Kim McCabe is a Visitor Education Specialist at the New England Aquarium. She recently returned from an expedition in the North Pacific ocean studying plastic debris and its impact on the marine ecosystem. She'll be sharing some of her observations and reactions through the coming over the coming days.
We did four to six tows a everyday within the gyre to look for plastics. The Robert C. Seamans was equipped with a variety of nets that were used for our sampling.
1: Neuston Net
Traditionally used to sample plankton this net is towed on the surface of the water. Its fine mesh net lets water pass through while collecting plankton and everything else into the plastic container at it’s tapered “cod end”. Since in the middle of the ocean we are only going to find plastic that floats, this net is a great way to collect gyre samples.
|Skimming the surface of the Pacific Ocean with the neuston net|
|A closeup of the neuston net|
2. Dip Net
Long handles dip nets allowed us to scoop up visible pieces of debris, such as buoys, fragments of styrofoam and a soccer ball.
|Dip nets are used to recover visible pieces of debris|
3. The MOCNESS (Multiple Opening and Closing Net with Environmental Sensing System)
This beast-of-a-net weighed over 100 pounds, and had to be lowered over the side using a hydraulic J frame and our wire winch capable of lowering research equipment down to 3000 meters. This net could be programmed to open and close nets at different depths so we could see if plastic was being forced downward in the water column by the mixing effect of the wind.
Coming up, what did we find?
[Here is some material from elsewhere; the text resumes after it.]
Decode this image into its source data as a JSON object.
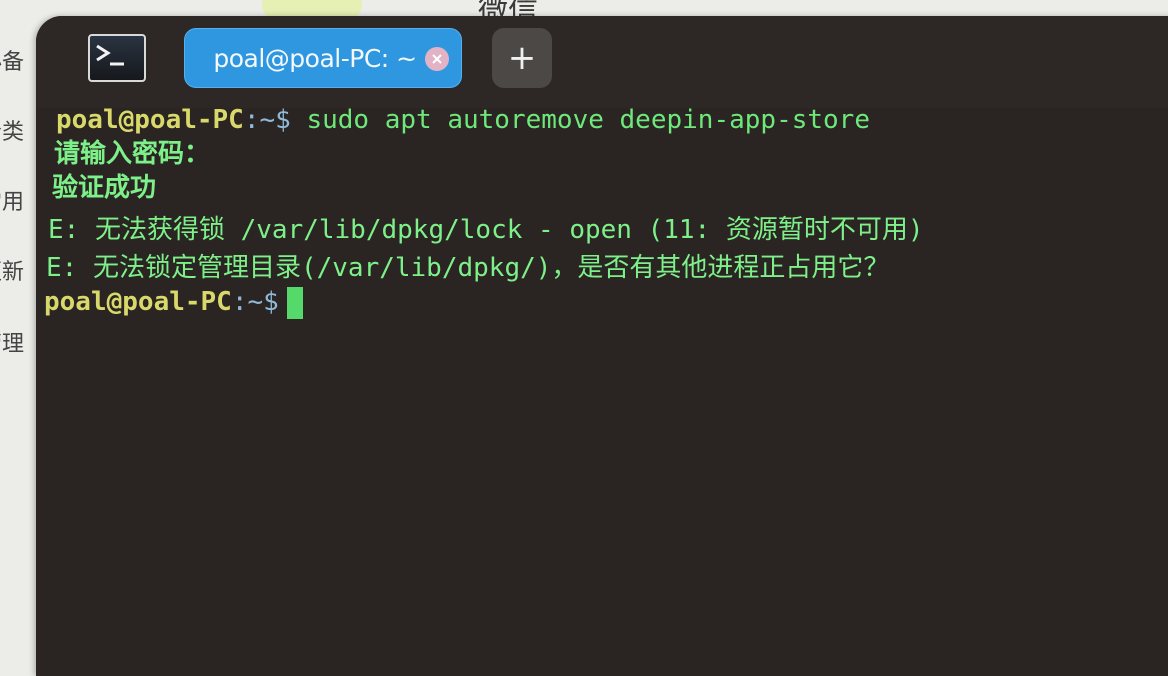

Plastics in the ocean has been covered on Aquarium blogs several times, unfortunately. Learn about finding plastic debris on remote Indonesian reefs, in the open waters around Costa Rica, around islands in the Bahamas and learn how some people in Dominica are learning to reduce, reuse and recycle.